If we humans had been tuned-in to whatever the signal was making the animals behave strangely, what might we have done? Hopefully, we’d say more than just gesundheit. I believe we are capable of sensing what the animals sense, there is nothing supernatural about it. We have the mechanisms necessary to perceive the signals, our senses, but we are too de-sensitized to understand the signals. Yet, the perception of Earth’s message alone makes us behave differently, as if by instinct, even if we can’t understand the reason for it. I believe this is what’s happening on a global scale right now: we sense the impending destruction of the environment, so, deep down inside, we are squawking like a squirrel before the darkness comes.
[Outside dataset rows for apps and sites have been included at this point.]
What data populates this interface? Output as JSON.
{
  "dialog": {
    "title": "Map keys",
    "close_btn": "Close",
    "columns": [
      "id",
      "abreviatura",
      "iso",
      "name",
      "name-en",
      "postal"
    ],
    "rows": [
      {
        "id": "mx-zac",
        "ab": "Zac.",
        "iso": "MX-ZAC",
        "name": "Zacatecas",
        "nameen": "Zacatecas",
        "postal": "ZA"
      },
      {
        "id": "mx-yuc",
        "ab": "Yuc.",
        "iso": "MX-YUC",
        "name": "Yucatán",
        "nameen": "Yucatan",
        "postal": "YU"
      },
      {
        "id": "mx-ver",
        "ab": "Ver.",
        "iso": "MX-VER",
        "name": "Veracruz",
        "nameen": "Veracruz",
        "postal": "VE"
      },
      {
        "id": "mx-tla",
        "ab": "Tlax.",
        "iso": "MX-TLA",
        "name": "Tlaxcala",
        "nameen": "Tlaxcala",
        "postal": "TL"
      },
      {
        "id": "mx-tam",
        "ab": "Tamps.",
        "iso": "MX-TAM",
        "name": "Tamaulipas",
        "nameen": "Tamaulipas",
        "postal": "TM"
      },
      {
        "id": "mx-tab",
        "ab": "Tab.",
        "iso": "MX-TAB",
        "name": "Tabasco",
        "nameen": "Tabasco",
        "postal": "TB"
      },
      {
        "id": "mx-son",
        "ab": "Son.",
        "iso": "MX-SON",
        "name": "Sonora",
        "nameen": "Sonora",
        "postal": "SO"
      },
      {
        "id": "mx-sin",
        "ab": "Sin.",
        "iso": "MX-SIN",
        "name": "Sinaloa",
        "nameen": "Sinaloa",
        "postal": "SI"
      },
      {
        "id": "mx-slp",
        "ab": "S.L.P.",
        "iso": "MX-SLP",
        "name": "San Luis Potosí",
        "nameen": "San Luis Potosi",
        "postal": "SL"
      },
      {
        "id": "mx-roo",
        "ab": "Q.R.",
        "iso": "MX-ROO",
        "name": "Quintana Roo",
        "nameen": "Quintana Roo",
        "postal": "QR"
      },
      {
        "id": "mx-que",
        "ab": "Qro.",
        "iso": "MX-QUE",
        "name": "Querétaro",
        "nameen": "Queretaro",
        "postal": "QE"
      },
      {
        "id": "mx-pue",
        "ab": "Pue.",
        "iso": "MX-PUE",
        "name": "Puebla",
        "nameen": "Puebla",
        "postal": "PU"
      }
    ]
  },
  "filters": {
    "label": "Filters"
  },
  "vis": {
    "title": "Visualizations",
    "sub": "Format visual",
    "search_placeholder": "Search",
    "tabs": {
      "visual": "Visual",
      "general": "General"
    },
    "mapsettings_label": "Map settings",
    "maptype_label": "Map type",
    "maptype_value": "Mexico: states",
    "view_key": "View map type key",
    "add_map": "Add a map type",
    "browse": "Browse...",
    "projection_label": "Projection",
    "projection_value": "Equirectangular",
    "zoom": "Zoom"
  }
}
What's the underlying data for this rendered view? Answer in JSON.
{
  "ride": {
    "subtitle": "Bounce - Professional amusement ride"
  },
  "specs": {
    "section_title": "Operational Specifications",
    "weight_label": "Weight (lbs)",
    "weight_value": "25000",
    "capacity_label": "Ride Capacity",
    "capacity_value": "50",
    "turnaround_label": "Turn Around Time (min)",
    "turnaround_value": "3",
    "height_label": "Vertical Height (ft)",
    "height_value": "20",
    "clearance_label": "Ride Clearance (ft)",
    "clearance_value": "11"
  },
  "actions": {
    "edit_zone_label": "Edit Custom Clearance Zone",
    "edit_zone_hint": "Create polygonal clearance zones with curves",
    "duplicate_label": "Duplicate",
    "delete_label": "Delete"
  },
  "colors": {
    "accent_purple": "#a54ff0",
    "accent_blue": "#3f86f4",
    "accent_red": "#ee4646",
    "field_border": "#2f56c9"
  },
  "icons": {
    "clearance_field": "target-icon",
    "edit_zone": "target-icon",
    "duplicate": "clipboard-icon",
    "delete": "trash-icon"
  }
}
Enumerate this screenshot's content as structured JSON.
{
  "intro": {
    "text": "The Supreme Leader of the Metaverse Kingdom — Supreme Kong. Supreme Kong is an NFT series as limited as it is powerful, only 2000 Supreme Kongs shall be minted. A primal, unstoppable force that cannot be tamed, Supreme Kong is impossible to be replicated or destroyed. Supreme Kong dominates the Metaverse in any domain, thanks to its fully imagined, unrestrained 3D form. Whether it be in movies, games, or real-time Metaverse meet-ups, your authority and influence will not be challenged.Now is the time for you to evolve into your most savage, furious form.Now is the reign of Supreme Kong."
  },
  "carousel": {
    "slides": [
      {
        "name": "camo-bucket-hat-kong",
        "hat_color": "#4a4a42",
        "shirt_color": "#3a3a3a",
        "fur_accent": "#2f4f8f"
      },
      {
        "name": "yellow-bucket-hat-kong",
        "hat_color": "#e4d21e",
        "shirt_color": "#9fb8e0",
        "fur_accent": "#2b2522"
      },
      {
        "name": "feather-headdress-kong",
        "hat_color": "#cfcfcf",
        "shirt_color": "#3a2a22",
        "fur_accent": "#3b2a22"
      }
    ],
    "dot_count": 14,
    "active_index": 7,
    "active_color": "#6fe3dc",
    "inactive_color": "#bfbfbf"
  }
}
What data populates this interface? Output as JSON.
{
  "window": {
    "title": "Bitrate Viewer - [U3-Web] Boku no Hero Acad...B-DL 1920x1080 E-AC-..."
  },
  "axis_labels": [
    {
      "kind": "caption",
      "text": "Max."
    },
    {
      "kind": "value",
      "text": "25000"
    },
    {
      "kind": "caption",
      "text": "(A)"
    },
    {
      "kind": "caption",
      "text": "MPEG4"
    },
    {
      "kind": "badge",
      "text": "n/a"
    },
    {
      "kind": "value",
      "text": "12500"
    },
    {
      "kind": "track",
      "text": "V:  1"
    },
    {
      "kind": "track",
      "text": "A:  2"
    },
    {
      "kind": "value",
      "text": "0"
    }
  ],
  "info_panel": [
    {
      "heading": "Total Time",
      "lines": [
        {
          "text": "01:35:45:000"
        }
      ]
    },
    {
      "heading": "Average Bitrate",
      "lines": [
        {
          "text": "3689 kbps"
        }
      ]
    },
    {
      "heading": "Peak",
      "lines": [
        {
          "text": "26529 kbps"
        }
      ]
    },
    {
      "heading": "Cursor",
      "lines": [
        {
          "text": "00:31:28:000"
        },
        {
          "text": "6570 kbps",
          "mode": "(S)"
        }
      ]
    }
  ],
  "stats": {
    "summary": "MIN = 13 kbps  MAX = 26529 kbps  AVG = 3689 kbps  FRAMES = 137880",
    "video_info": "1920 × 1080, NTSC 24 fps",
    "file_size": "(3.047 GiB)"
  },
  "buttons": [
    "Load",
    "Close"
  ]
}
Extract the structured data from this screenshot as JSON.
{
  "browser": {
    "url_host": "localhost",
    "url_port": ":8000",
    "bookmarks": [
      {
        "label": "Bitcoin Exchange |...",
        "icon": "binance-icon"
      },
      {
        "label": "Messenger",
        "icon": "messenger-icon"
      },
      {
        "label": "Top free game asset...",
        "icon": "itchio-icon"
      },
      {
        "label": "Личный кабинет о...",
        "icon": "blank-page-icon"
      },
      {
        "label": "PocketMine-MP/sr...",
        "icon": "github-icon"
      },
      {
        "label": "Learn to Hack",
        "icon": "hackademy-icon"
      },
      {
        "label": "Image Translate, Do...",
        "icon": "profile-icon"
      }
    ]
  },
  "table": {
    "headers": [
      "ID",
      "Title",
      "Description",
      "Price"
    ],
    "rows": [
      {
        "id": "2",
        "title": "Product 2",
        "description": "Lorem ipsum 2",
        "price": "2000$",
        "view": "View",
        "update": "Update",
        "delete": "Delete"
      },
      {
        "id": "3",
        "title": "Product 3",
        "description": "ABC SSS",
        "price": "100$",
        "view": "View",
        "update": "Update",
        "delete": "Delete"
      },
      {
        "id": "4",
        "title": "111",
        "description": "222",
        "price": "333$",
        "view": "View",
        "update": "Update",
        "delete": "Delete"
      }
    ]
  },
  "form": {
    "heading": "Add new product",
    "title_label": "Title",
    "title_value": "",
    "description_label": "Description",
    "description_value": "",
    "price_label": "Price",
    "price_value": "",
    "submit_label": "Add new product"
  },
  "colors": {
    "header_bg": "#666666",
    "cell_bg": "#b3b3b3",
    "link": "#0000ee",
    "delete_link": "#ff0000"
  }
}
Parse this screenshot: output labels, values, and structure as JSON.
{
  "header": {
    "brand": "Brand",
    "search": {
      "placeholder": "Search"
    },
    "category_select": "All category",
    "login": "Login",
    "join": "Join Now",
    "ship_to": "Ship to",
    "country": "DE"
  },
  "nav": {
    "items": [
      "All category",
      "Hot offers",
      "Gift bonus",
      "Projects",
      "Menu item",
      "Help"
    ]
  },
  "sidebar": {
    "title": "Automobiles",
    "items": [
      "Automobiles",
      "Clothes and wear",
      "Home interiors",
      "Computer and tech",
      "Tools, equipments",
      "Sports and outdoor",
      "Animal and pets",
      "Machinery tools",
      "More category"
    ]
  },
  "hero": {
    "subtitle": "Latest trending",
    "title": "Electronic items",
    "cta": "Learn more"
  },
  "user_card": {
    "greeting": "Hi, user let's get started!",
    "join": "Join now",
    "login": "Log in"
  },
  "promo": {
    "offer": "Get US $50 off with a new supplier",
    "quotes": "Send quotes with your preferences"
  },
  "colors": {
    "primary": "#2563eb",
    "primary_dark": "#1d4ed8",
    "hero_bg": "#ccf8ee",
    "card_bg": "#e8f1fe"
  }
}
However, the changing environment is not foremost in the minds of people who are disadvantaged. For them, immediate priorities are urgent while lofty ideals are frivolous. So, the poetic values of ‘virtue’ fade when danger is at the door; this becomes the time for desperate acts and irrational panic, does it not? Some of us who are more measured may see the problem and attempt a solution. Others operate at a more primal level. They become selfish and protect their own; altruism disappears as fear and survival instincts kick in. The panicking crowd dispenses with polite discourse, and eliminates the bonds of civility. They cackle like crows at the silica snow: “Keep those immigrants out! My race is better than yours.” Hidden bigotry is revealed and fear of the stranger takes hold. In the back of their minds is the attitude that says: “I’d better get what I can, while I can, before someone else does, screw them. The more I have, the greater my family’s chance of survival.” This appears to be the justification for electing Trump. It was an act of desperation on the part of white middle America.

The lofty ideals being lost in this process are the elemental foundations of civility. The new priority for virtue is money. “I want people who made a fortune” [in my Cabinet] said Trump. What? The most important virtue is making lots of money? During his campaign he promised to bring in “the best people” to staff his government and apparently by ‘best’ he means money-grubbers, the people Jesus threw out of the temple. I have trouble seeing greed as a virtue. It is certainly not an elemental foundation of civility. Truthfulness, respect, tolerance, compassion and forgiveness rank much higher than greed. Hold on, sorry, I just re-read the last sentence and can’t go on. How did greed ever get the status of VIRTUE in the first place? It doesn’t belong there. Greed should never be the measure of a nation’s virtue!

I get that the planet is warning us, and that message, whether we heed it or not, is stimulating a panic response. But, giving the authority of the most powerful government on the planet over to greed is the opposite of rational behavior. Our doom is at the door; we seem to be asking for entertainment whilst it consumes us.